Given data ▸

+-------+

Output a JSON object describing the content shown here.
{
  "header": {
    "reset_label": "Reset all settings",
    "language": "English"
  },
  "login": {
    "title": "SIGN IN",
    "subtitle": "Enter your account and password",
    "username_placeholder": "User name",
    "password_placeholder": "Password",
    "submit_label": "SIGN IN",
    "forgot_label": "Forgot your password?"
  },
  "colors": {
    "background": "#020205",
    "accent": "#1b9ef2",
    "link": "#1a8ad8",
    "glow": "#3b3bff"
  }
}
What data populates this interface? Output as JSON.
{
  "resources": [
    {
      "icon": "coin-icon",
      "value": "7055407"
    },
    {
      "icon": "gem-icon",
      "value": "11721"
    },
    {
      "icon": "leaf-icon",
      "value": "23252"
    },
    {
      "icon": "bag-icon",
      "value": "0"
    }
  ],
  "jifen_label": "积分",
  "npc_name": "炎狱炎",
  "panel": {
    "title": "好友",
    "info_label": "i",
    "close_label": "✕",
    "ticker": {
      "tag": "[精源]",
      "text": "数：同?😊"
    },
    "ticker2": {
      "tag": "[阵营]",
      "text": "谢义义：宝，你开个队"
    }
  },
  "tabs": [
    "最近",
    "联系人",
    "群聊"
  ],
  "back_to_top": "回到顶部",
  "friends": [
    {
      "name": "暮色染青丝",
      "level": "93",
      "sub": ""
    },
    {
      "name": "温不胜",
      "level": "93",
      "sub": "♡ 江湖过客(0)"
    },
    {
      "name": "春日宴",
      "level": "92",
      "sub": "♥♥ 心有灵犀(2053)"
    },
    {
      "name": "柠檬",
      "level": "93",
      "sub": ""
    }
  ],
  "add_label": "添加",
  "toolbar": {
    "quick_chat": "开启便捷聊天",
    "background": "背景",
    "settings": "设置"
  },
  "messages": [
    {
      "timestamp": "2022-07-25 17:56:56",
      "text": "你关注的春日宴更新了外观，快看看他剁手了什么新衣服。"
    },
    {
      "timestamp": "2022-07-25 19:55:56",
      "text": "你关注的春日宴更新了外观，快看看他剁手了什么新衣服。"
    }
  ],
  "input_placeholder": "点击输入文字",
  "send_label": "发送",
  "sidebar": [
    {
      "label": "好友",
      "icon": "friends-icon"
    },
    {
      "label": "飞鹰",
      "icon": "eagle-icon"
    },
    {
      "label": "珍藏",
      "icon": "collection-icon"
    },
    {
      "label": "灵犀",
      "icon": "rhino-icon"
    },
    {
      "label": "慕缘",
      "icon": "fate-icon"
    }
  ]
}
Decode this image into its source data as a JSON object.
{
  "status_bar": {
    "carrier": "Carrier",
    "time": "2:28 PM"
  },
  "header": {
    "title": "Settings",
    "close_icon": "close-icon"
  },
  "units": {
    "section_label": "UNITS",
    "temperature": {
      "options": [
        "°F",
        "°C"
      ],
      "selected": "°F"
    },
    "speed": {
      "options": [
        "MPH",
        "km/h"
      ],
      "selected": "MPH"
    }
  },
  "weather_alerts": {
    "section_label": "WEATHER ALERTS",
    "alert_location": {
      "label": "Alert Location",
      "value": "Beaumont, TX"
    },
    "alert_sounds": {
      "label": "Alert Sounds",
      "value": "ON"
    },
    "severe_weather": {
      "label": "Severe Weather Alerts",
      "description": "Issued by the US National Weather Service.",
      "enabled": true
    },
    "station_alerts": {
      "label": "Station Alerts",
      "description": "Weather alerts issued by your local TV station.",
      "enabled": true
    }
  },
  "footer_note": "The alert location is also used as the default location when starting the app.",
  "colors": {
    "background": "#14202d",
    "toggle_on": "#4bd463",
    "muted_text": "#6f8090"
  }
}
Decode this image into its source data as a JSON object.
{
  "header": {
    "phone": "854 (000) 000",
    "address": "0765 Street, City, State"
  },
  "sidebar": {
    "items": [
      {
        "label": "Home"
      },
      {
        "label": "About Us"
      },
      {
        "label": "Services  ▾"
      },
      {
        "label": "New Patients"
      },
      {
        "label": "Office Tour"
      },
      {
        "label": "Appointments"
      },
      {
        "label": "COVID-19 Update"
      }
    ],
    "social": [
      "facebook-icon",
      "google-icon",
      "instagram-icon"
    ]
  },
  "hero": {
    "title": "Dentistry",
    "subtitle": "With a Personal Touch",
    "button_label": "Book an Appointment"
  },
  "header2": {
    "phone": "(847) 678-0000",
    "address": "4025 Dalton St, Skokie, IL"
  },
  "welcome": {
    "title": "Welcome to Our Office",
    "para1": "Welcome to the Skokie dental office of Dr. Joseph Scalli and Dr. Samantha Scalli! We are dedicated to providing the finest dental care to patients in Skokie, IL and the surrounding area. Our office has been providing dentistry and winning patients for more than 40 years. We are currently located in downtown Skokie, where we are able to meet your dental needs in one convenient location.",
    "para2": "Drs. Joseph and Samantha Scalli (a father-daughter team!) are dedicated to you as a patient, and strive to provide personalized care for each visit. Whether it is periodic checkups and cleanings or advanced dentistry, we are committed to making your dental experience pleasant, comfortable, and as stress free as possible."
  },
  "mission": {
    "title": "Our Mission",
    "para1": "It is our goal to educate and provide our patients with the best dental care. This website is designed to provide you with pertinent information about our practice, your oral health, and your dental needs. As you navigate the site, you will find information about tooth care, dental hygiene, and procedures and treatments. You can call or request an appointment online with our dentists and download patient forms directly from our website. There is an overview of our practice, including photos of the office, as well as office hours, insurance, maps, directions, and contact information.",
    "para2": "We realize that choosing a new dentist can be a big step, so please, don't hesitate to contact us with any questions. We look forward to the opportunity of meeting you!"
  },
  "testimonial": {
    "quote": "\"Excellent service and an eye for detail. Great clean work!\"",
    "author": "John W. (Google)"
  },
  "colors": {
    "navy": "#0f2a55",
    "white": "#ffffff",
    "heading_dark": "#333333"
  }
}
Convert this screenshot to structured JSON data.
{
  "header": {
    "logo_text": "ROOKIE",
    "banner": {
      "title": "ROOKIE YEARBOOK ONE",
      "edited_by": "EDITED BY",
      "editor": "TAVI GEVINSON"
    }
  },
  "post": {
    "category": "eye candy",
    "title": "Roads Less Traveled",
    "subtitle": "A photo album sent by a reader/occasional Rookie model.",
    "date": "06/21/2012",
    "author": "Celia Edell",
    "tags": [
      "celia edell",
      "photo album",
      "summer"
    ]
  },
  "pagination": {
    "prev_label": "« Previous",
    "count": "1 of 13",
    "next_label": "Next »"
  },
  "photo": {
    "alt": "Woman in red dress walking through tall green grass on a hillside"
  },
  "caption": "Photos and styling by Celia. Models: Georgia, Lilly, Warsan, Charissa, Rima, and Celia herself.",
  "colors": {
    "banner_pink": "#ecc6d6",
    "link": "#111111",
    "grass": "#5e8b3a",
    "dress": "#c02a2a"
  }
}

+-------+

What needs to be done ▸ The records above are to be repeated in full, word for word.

Solution ▸
Output a JSON object describing the content shown here.
{
  "header": {
    "reset_label": "Reset all settings",
    "language": "English"
  },
  "login": {
    "title": "SIGN IN",
    "subtitle": "Enter your account and password",
    "username_placeholder": "User name",
    "password_placeholder": "Password",
    "submit_label": "SIGN IN",
    "forgot_label": "Forgot your password?"
  },
  "colors": {
    "background": "#020205",
    "accent": "#1b9ef2",
    "link": "#1a8ad8",
    "glow": "#3b3bff"
  }
}
What data populates this interface? Output as JSON.
{
  "resources": [
    {
      "icon": "coin-icon",
      "value": "7055407"
    },
    {
      "icon": "gem-icon",
      "value": "11721"
    },
    {
      "icon": "leaf-icon",
      "value": "23252"
    },
    {
      "icon": "bag-icon",
      "value": "0"
    }
  ],
  "jifen_label": "积分",
  "npc_name": "炎狱炎",
  "panel": {
    "title": "好友",
    "info_label": "i",
    "close_label": "✕",
    "ticker": {
      "tag": "[精源]",
      "text": "数：同?😊"
    },
    "ticker2": {
      "tag": "[阵营]",
      "text": "谢义义：宝，你开个队"
    }
  },
  "tabs": [
    "最近",
    "联系人",
    "群聊"
  ],
  "back_to_top": "回到顶部",
  "friends": [
    {
      "name": "暮色染青丝",
      "level": "93",
      "sub": ""
    },
    {
      "name": "温不胜",
      "level": "93",
      "sub": "♡ 江湖过客(0)"
    },
    {
      "name": "春日宴",
      "level": "92",
      "sub": "♥♥ 心有灵犀(2053)"
    },
    {
      "name": "柠檬",
      "level": "93",
      "sub": ""
    }
  ],
  "add_label": "添加",
  "toolbar": {
    "quick_chat": "开启便捷聊天",
    "background": "背景",
    "settings": "设置"
  },
  "messages": [
    {
      "timestamp": "2022-07-25 17:56:56",
      "text": "你关注的春日宴更新了外观，快看看他剁手了什么新衣服。"
    },
    {
      "timestamp": "2022-07-25 19:55:56",
      "text": "你关注的春日宴更新了外观，快看看他剁手了什么新衣服。"
    }
  ],
  "input_placeholder": "点击输入文字",
  "send_label": "发送",
  "sidebar": [
    {
      "label": "好友",
      "icon": "friends-icon"
    },
    {
      "label": "飞鹰",
      "icon": "eagle-icon"
    },
    {
      "label": "珍藏",
      "icon": "collection-icon"
    },
    {
      "label": "灵犀",
      "icon": "rhino-icon"
    },
    {
      "label": "慕缘",
      "icon": "fate-icon"
    }
  ]
}
Decode this image into its source data as a JSON object.
{
  "status_bar": {
    "carrier": "Carrier",
    "time": "2:28 PM"
  },
  "header": {
    "title": "Settings",
    "close_icon": "close-icon"
  },
  "units": {
    "section_label": "UNITS",
    "temperature": {
      "options": [
        "°F",
        "°C"
      ],
      "selected": "°F"
    },
    "speed": {
      "options": [
        "MPH",
        "km/h"
      ],
      "selected": "MPH"
    }
  },
  "weather_alerts": {
    "section_label": "WEATHER ALERTS",
    "alert_location": {
      "label": "Alert Location",
      "value": "Beaumont, TX"
    },
    "alert_sounds": {
      "label": "Alert Sounds",
      "value": "ON"
    },
    "severe_weather": {
      "label": "Severe Weather Alerts",
      "description": "Issued by the US National Weather Service.",
      "enabled": true
    },
    "station_alerts": {
      "label": "Station Alerts",
      "description": "Weather alerts issued by your local TV station.",
      "enabled": true
    }
  },
  "footer_note": "The alert location is also used as the default location when starting the app.",
  "colors": {
    "background": "#14202d",
    "toggle_on": "#4bd463",
    "muted_text": "#6f8090"
  }
}
Decode this image into its source data as a JSON object.
{
  "header": {
    "phone": "854 (000) 000",
    "address": "0765 Street, City, State"
  },
  "sidebar": {
    "items": [
      {
        "label": "Home"
      },
      {
        "label": "About Us"
      },
      {
        "label": "Services  ▾"
      },
      {
        "label": "New Patients"
      },
      {
        "label": "Office Tour"
      },
      {
        "label": "Appointments"
      },
      {
        "label": "COVID-19 Update"
      }
    ],
    "social": [
      "facebook-icon",
      "google-icon",
      "instagram-icon"
    ]
  },
  "hero": {
    "title": "Dentistry",
    "subtitle": "With a Personal Touch",
    "button_label": "Book an Appointment"
  },
  "header2": {
    "phone": "(847) 678-0000",
    "address": "4025 Dalton St, Skokie, IL"
  },
  "welcome": {
    "title": "Welcome to Our Office",
    "para1": "Welcome to the Skokie dental office of Dr. Joseph Scalli and Dr. Samantha Scalli! We are dedicated to providing the finest dental care to patients in Skokie, IL and the surrounding area. Our office has been providing dentistry and winning patients for more than 40 years. We are currently located in downtown Skokie, where we are able to meet your dental needs in one convenient location.",
    "para2": "Drs. Joseph and Samantha Scalli (a father-daughter team!) are dedicated to you as a patient, and strive to provide personalized care for each visit. Whether it is periodic checkups and cleanings or advanced dentistry, we are committed to making your dental experience pleasant, comfortable, and as stress free as possible."
  },
  "mission": {
    "title": "Our Mission",
    "para1": "It is our goal to educate and provide our patients with the best dental care. This website is designed to provide you with pertinent information about our practice, your oral health, and your dental needs. As you navigate the site, you will find information about tooth care, dental hygiene, and procedures and treatments. You can call or request an appointment online with our dentists and download patient forms directly from our website. There is an overview of our practice, including photos of the office, as well as office hours, insurance, maps, directions, and contact information.",
    "para2": "We realize that choosing a new dentist can be a big step, so please, don't hesitate to contact us with any questions. We look forward to the opportunity of meeting you!"
  },
  "testimonial": {
    "quote": "\"Excellent service and an eye for detail. Great clean work!\"",
    "author": "John W. (Google)"
  },
  "colors": {
    "navy": "#0f2a55",
    "white": "#ffffff",
    "heading_dark": "#333333"
  }
}
Convert this screenshot to structured JSON data.
{
  "header": {
    "logo_text": "ROOKIE",
    "banner": {
      "title": "ROOKIE YEARBOOK ONE",
      "edited_by": "EDITED BY",
      "editor": "TAVI GEVINSON"
    }
  },
  "post": {
    "category": "eye candy",
    "title": "Roads Less Traveled",
    "subtitle": "A photo album sent by a reader/occasional Rookie model.",
    "date": "06/21/2012",
    "author": "Celia Edell",
    "tags": [
      "celia edell",
      "photo album",
      "summer"
    ]
  },
  "pagination": {
    "prev_label": "« Previous",
    "count": "1 of 13",
    "next_label": "Next »"
  },
  "photo": {
    "alt": "Woman in red dress walking through tall green grass on a hillside"
  },
  "caption": "Photos and styling by Celia. Models: Georgia, Lilly, Warsan, Charissa, Rima, and Celia herself.",
  "colors": {
    "banner_pink": "#ecc6d6",
    "link": "#111111",
    "grass": "#5e8b3a",
    "dress": "#c02a2a"
  }
}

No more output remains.